Baseball is predicated on the idea that you can do everything right and fail anyway.
It’s the only sport that could produce Harvey Haddix, a solid pitcher who on May 26, 1959, touched otherworldly perfection. On a rainy day, Haddix pitched a no-hitter for 12 innings straight. Nobody remembers them. They remember the 13th, when an infielding error broke up the perfect game, intentionally walked Henry Aaron, and then Haddix gave up a home run that eventually was ruled as a double. After 12.2 innings of perfection, he lost 1-0. The papers called him Hard Luck Harvey.
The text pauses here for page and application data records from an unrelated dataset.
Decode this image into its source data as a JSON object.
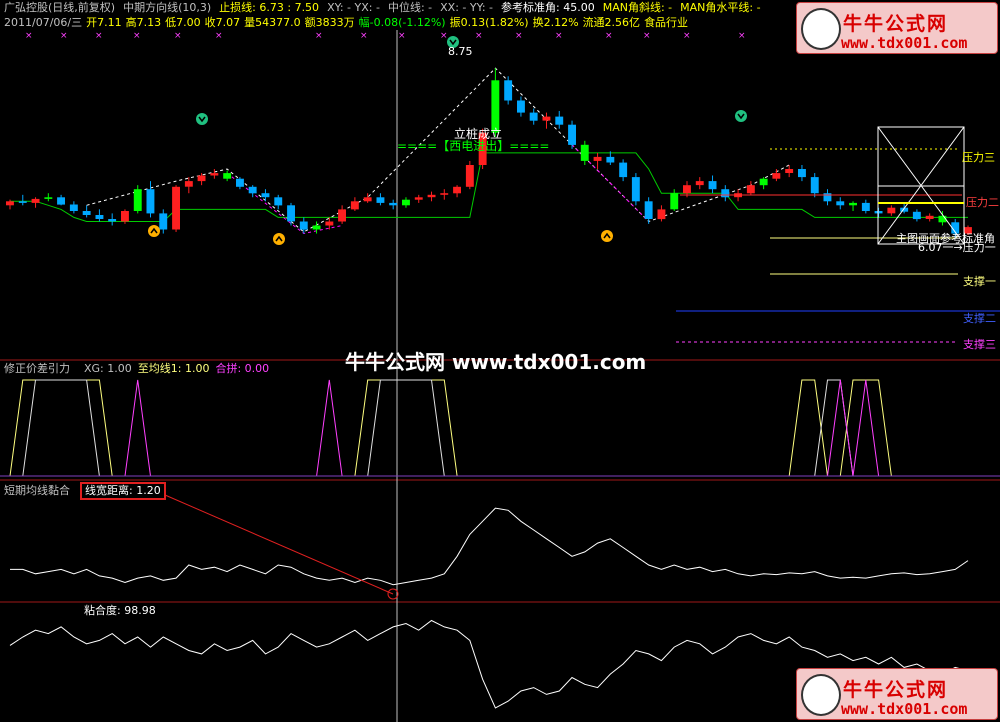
{
  "header": {
    "line1": [
      {
        "t": "广弘控股(日线,前复权)",
        "c": "#c0c0c0"
      },
      {
        "t": "中期方向线(10,3)",
        "c": "#c0c0c0"
      },
      {
        "t": "止损线: 6.73 : 7.50",
        "c": "#ffff00"
      },
      {
        "t": "XY: -  YX: -",
        "c": "#c0c0c0"
      },
      {
        "t": "中位线: -",
        "c": "#c0c0c0"
      },
      {
        "t": "XX: -  YY: -",
        "c": "#c0c0c0"
      },
      {
        "t": "参考标准角: 45.00",
        "c": "#ffffff"
      },
      {
        "t": "MAN角斜线: -",
        "c": "#ffff00"
      },
      {
        "t": "MAN角水平线: -",
        "c": "#ffff00"
      }
    ],
    "line2": [
      {
        "t": "2011/07/06/三",
        "c": "#c0c0c0"
      },
      {
        "t": "开7.11",
        "c": "#ffff00"
      },
      {
        "t": "高7.13",
        "c": "#ffff00"
      },
      {
        "t": "低7.00",
        "c": "#ffff00"
      },
      {
        "t": "收7.07",
        "c": "#ffff00"
      },
      {
        "t": "量54377.0",
        "c": "#ffff00"
      },
      {
        "t": "额3833万",
        "c": "#ffff00"
      },
      {
        "t": "幅-0.08(-1.12%)",
        "c": "#00ff00"
      },
      {
        "t": "振0.13(1.82%)",
        "c": "#ffff00"
      },
      {
        "t": "换2.12%",
        "c": "#ffff00"
      },
      {
        "t": "流通2.56亿",
        "c": "#ffff00"
      },
      {
        "t": "食品行业",
        "c": "#ffff00"
      }
    ]
  },
  "watermark": {
    "site_name": "牛牛公式网",
    "url": "www.tdx001.com",
    "center_text": "牛牛公式网 www.tdx001.com"
  },
  "main_panel": {
    "price_high_label": "8.75",
    "annotation_1": "立桩成立",
    "annotation_2": "====【西电进出】====",
    "right_labels": [
      "压力三",
      "压力二",
      "主图画面参考标准角",
      "6.07一→压力一",
      "支撑一",
      "支撑二",
      "支撑三"
    ],
    "colors": {
      "up": "#ff2020",
      "down": "#00a8ff",
      "flat_up": "#00ff00",
      "stop_line": "#00cc00",
      "dash": "#ffffff",
      "magenta": "#ff00ff"
    }
  },
  "panel2": {
    "title": "修正价差引力",
    "legend": [
      {
        "t": "XG: 1.00",
        "c": "#c0c0c0"
      },
      {
        "t": "至均线1: 1.00",
        "c": "#ffff80"
      },
      {
        "t": "合拼: 0.00",
        "c": "#ff40ff"
      }
    ]
  },
  "panel3": {
    "title": "短期均线黏合",
    "legend": "线宽距离: 1.20"
  },
  "panel4": {
    "legend": "粘合度: 98.98"
  },
  "chart_data": {
    "type": "line",
    "candles": [
      [
        7.05,
        7.12,
        7.0,
        7.1
      ],
      [
        7.1,
        7.18,
        7.05,
        7.08
      ],
      [
        7.08,
        7.15,
        7.02,
        7.13
      ],
      [
        7.13,
        7.2,
        7.1,
        7.15
      ],
      [
        7.15,
        7.18,
        7.05,
        7.06
      ],
      [
        7.06,
        7.1,
        6.95,
        6.98
      ],
      [
        6.98,
        7.05,
        6.9,
        6.93
      ],
      [
        6.93,
        7.0,
        6.85,
        6.88
      ],
      [
        6.88,
        6.95,
        6.8,
        6.85
      ],
      [
        6.85,
        7.0,
        6.82,
        6.98
      ],
      [
        6.98,
        7.3,
        6.95,
        7.25
      ],
      [
        7.25,
        7.35,
        6.9,
        6.95
      ],
      [
        6.95,
        7.0,
        6.7,
        6.75
      ],
      [
        6.75,
        7.3,
        6.72,
        7.28
      ],
      [
        7.28,
        7.4,
        7.2,
        7.35
      ],
      [
        7.35,
        7.45,
        7.3,
        7.42
      ],
      [
        7.42,
        7.5,
        7.38,
        7.45
      ],
      [
        7.45,
        7.48,
        7.35,
        7.38
      ],
      [
        7.38,
        7.4,
        7.25,
        7.28
      ],
      [
        7.28,
        7.3,
        7.15,
        7.2
      ],
      [
        7.2,
        7.25,
        7.1,
        7.15
      ],
      [
        7.15,
        7.18,
        7.0,
        7.05
      ],
      [
        7.05,
        7.08,
        6.8,
        6.85
      ],
      [
        6.85,
        6.9,
        6.7,
        6.75
      ],
      [
        6.75,
        6.85,
        6.7,
        6.8
      ],
      [
        6.8,
        6.9,
        6.75,
        6.85
      ],
      [
        6.85,
        7.05,
        6.82,
        7.0
      ],
      [
        7.0,
        7.15,
        6.98,
        7.1
      ],
      [
        7.1,
        7.2,
        7.08,
        7.15
      ],
      [
        7.15,
        7.2,
        7.05,
        7.08
      ],
      [
        7.08,
        7.12,
        7.0,
        7.05
      ],
      [
        7.05,
        7.15,
        7.02,
        7.12
      ],
      [
        7.12,
        7.18,
        7.08,
        7.15
      ],
      [
        7.15,
        7.22,
        7.1,
        7.18
      ],
      [
        7.18,
        7.25,
        7.12,
        7.2
      ],
      [
        7.2,
        7.3,
        7.15,
        7.28
      ],
      [
        7.28,
        7.6,
        7.25,
        7.55
      ],
      [
        7.55,
        8.0,
        7.5,
        7.95
      ],
      [
        7.95,
        8.75,
        7.9,
        8.6
      ],
      [
        8.6,
        8.65,
        8.3,
        8.35
      ],
      [
        8.35,
        8.4,
        8.15,
        8.2
      ],
      [
        8.2,
        8.25,
        8.05,
        8.1
      ],
      [
        8.1,
        8.2,
        8.0,
        8.15
      ],
      [
        8.15,
        8.22,
        8.0,
        8.05
      ],
      [
        8.05,
        8.1,
        7.75,
        7.8
      ],
      [
        7.8,
        7.85,
        7.55,
        7.6
      ],
      [
        7.6,
        7.7,
        7.5,
        7.65
      ],
      [
        7.65,
        7.72,
        7.55,
        7.58
      ],
      [
        7.58,
        7.62,
        7.35,
        7.4
      ],
      [
        7.4,
        7.45,
        7.05,
        7.1
      ],
      [
        7.1,
        7.15,
        6.82,
        6.88
      ],
      [
        6.88,
        7.05,
        6.85,
        7.0
      ],
      [
        7.0,
        7.25,
        6.98,
        7.2
      ],
      [
        7.2,
        7.35,
        7.15,
        7.3
      ],
      [
        7.3,
        7.4,
        7.25,
        7.35
      ],
      [
        7.35,
        7.42,
        7.2,
        7.25
      ],
      [
        7.25,
        7.3,
        7.1,
        7.15
      ],
      [
        7.15,
        7.25,
        7.1,
        7.2
      ],
      [
        7.2,
        7.35,
        7.18,
        7.3
      ],
      [
        7.3,
        7.4,
        7.25,
        7.38
      ],
      [
        7.38,
        7.5,
        7.35,
        7.45
      ],
      [
        7.45,
        7.55,
        7.4,
        7.5
      ],
      [
        7.5,
        7.55,
        7.35,
        7.4
      ],
      [
        7.4,
        7.45,
        7.15,
        7.2
      ],
      [
        7.2,
        7.25,
        7.05,
        7.1
      ],
      [
        7.1,
        7.15,
        7.0,
        7.05
      ],
      [
        7.05,
        7.1,
        6.98,
        7.08
      ],
      [
        7.08,
        7.12,
        6.95,
        6.98
      ],
      [
        6.98,
        7.02,
        6.9,
        6.95
      ],
      [
        6.95,
        7.05,
        6.92,
        7.02
      ],
      [
        7.02,
        7.08,
        6.95,
        6.97
      ],
      [
        6.97,
        7.0,
        6.85,
        6.88
      ],
      [
        6.88,
        6.95,
        6.85,
        6.92
      ],
      [
        6.92,
        6.98,
        6.8,
        6.84
      ],
      [
        6.84,
        6.88,
        6.65,
        6.7
      ],
      [
        6.7,
        6.8,
        6.68,
        6.78
      ]
    ],
    "stop_line": [
      7.1,
      7.1,
      7.1,
      7.05,
      7.0,
      6.9,
      6.85,
      6.85,
      6.85,
      6.85,
      6.85,
      6.85,
      6.85,
      7.0,
      7.0,
      7.0,
      7.0,
      7.0,
      7.0,
      7.0,
      7.0,
      6.9,
      6.9,
      6.9,
      6.9,
      6.9,
      6.9,
      6.9,
      6.9,
      6.9,
      6.9,
      6.9,
      6.9,
      6.9,
      6.9,
      6.9,
      6.9,
      7.7,
      7.7,
      7.7,
      7.7,
      7.7,
      7.7,
      7.7,
      7.7,
      7.7,
      7.7,
      7.7,
      7.7,
      7.7,
      7.5,
      7.2,
      7.2,
      7.2,
      7.2,
      7.2,
      7.2,
      7.0,
      7.0,
      7.0,
      7.0,
      7.0,
      7.0,
      6.9,
      6.9,
      6.9,
      6.9,
      6.9,
      6.9,
      6.9,
      6.9,
      6.9,
      6.9,
      6.9,
      6.9,
      6.9
    ],
    "panel2_xg": [
      0,
      0,
      1,
      1,
      1,
      1,
      1,
      0,
      0,
      0,
      0,
      0,
      0,
      0,
      0,
      0,
      0,
      0,
      0,
      0,
      0,
      0,
      0,
      0,
      0,
      0,
      0,
      0,
      0,
      1,
      1,
      1,
      1,
      1,
      0,
      0,
      0,
      0,
      0,
      0,
      0,
      0,
      0,
      0,
      0,
      0,
      0,
      0,
      0,
      0,
      0,
      0,
      0,
      0,
      0,
      0,
      0,
      0,
      0,
      0,
      0,
      0,
      0,
      0,
      1,
      1,
      0,
      0,
      0,
      0,
      0,
      0,
      0,
      0,
      0,
      0
    ],
    "panel2_ma": [
      0,
      1,
      1,
      1,
      1,
      1,
      1,
      1,
      0,
      0,
      0,
      0,
      0,
      0,
      0,
      0,
      0,
      0,
      0,
      0,
      0,
      0,
      0,
      0,
      0,
      0,
      0,
      0,
      1,
      1,
      1,
      1,
      1,
      1,
      1,
      0,
      0,
      0,
      0,
      0,
      0,
      0,
      0,
      0,
      0,
      0,
      0,
      0,
      0,
      0,
      0,
      0,
      0,
      0,
      0,
      0,
      0,
      0,
      0,
      0,
      0,
      0,
      1,
      1,
      0,
      0,
      1,
      1,
      1,
      0,
      0,
      0,
      0,
      0,
      0,
      0
    ],
    "panel2_hp": [
      0,
      0,
      0,
      0,
      0,
      0,
      0,
      0,
      0,
      0,
      1,
      0,
      0,
      0,
      0,
      0,
      0,
      0,
      0,
      0,
      0,
      0,
      0,
      0,
      0,
      1,
      0,
      0,
      0,
      0,
      0,
      0,
      0,
      0,
      0,
      0,
      0,
      0,
      0,
      0,
      0,
      0,
      0,
      0,
      0,
      0,
      0,
      0,
      0,
      0,
      0,
      0,
      0,
      0,
      0,
      0,
      0,
      0,
      0,
      0,
      0,
      0,
      0,
      0,
      0,
      1,
      0,
      1,
      0,
      0,
      0,
      0,
      0,
      0,
      0,
      0
    ],
    "panel3_line": [
      1.5,
      1.5,
      1.4,
      1.45,
      1.5,
      1.4,
      1.5,
      1.35,
      1.3,
      1.2,
      1.3,
      1.35,
      1.25,
      1.3,
      1.6,
      1.5,
      1.55,
      1.45,
      1.6,
      1.5,
      1.4,
      1.6,
      1.55,
      1.4,
      1.3,
      1.25,
      1.3,
      1.2,
      1.3,
      1.25,
      1.15,
      1.2,
      1.25,
      1.3,
      1.4,
      1.8,
      2.3,
      2.6,
      2.9,
      2.85,
      2.6,
      2.4,
      2.2,
      2.0,
      1.8,
      1.9,
      2.1,
      2.2,
      2.0,
      1.8,
      1.6,
      1.5,
      1.6,
      1.5,
      1.55,
      1.45,
      1.5,
      1.4,
      1.35,
      1.4,
      1.38,
      1.42,
      1.4,
      1.45,
      1.35,
      1.3,
      1.32,
      1.3,
      1.35,
      1.4,
      1.42,
      1.38,
      1.4,
      1.45,
      1.5,
      1.7
    ],
    "panel4_line": [
      97.5,
      98.0,
      98.4,
      98.2,
      98.6,
      98.0,
      97.6,
      97.8,
      98.2,
      97.6,
      98.0,
      97.4,
      98.0,
      97.6,
      97.2,
      97.0,
      97.6,
      97.2,
      97.4,
      97.8,
      97.0,
      97.4,
      98.2,
      97.8,
      97.4,
      97.6,
      98.0,
      98.4,
      97.8,
      98.2,
      98.6,
      98.8,
      98.4,
      98.98,
      98.6,
      98.4,
      97.8,
      95.5,
      93.8,
      94.2,
      94.8,
      95.0,
      94.6,
      94.8,
      95.6,
      95.2,
      95.0,
      95.8,
      96.4,
      97.2,
      97.0,
      96.6,
      97.4,
      97.8,
      97.6,
      97.0,
      97.4,
      98.0,
      98.2,
      97.8,
      97.6,
      98.0,
      97.4,
      97.2,
      96.8,
      97.0,
      96.6,
      96.8,
      96.4,
      96.8,
      96.2,
      96.4,
      96.0,
      95.8,
      96.2,
      96.0
    ],
    "ylim_main": [
      6.0,
      9.1
    ],
    "ylim_panel3": [
      0.8,
      3.2
    ],
    "ylim_panel4": [
      93.2,
      99.6
    ]
  }
}
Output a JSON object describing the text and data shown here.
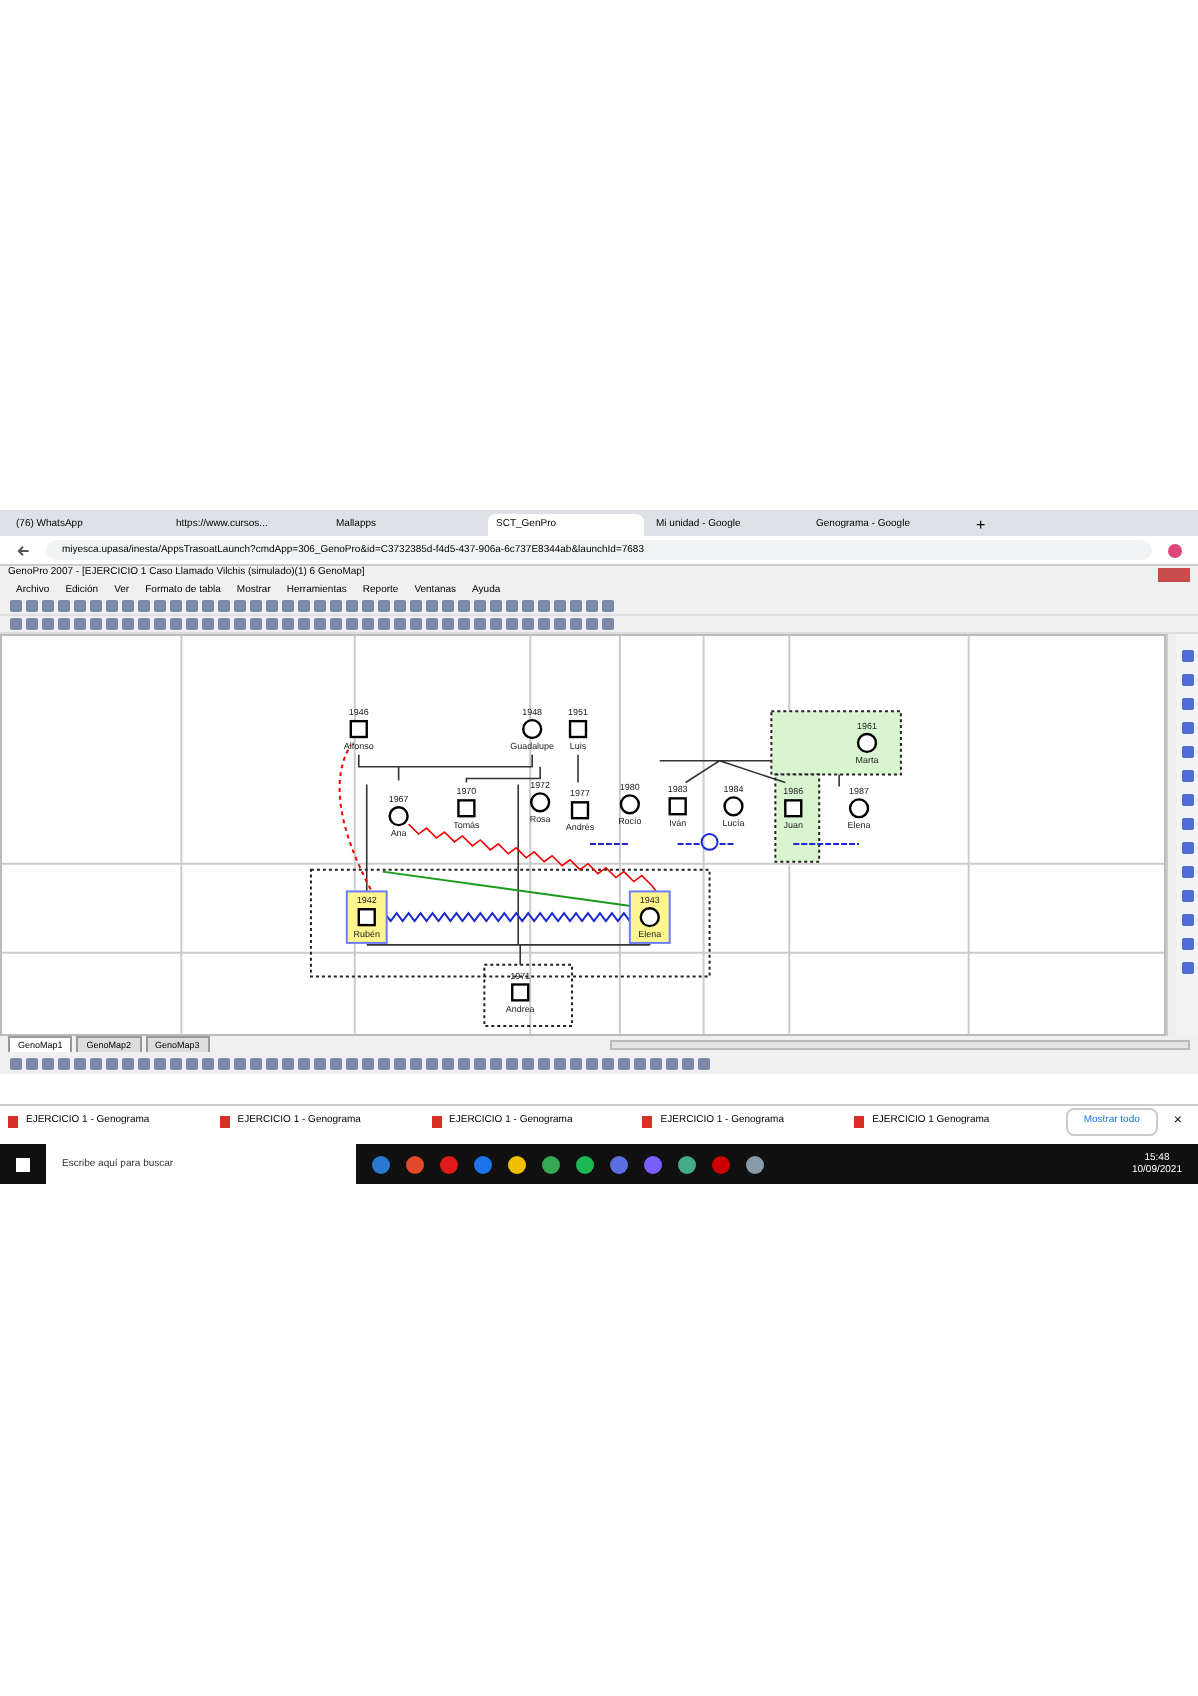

I thought about Hard Luck Harvey a lot during my hands-off demo of MLB: The Show 20. They were keen to show me a new hitting feature called Perfect-Perfect, where dots appear in the batter’s box. Aligning them perfectly with the pitch will trigger the best possible swing, complete with the best possibility on that now all-important hitting metric, exit velocity.
The Perfect-Perfect icons show a player’s chances along three lines—home run, line drive, and grounder. A little like an intricate combo in a fighting game, getting a Perfect-Perfect delivers a hugely satisfying, unique crack of the bat that will wake up anyone dozing off in the stands after a beer and a hot dog.
There was just one problem: actually pulling it off. Although the SIE team assured me that they’d done it loads of times before, they consistently came up short. When we finally got one, the crack was noticeable, but he was out. The pair of representatives then brought up a scenario they had seen earlier: Mike Trout, baseball’s best hitter, had gotten a Perfect-Perfect only to line out in the infield.
While chasing Perfect-Perfects might be fun for competitive players and could make for great YouTube compilations, the defensive changes in The Show 20 will likely matter more to most players. Most intriguing to me were the Extreme Catch Indicator and Throw Meter, two new additions that meaningfully simulate an outfielder’s decisions.
Like a Perfect-Perfect, an Extreme Catch Indicator might only come up a few times a game. But on a sharp line drive to the outfield, the fielder is suddenly presented with a decision: let the ball land, allowing the hit and a safe throw, or to go for glory and the out with a diving catch. The outcome will depend on your player’s defensive abilities as well as variables like the current score, inning, and the speed of the players rounding the basepath. Just like in a real game, you have to decide quickly.
The Throw Meter should feel familiar to previous Show players, and it finally adds a degree of difficulty to fielding that has been there for pitching and hitting all along. Hitting a Throw Meter in the green means that, on a throw from the outfield to home plate, the ball will hit the catcher square in the chest, just like your Little League coach taught you.
Having success pay off in subtle physical moves is a welcome addition in The Show, and it shows up elsewhere too. First step animations, showing outfielders making their initial move to get under a ball heading their way, have been individualized so that defensive superstars like Cody Bellinger or Jackie Bradley, Jr. get their due.
Nothing’s been completely overhauled in The Show 20. There have been countless refinements, from more complex relationships with teammates in career mode, to a refined selection of moments in the “just the good stuff” mode, March to October.
I didn’t get much from the biggest change, Perfect-Perfects, but from what I’ve seen, all the little improvements add up. The defense is more realistic and more of a challenge. The refinements make themselves felt slowly, over the course of a game or a season—just like baseball itself.
MLB The Show 20 comes to PS4 March 17.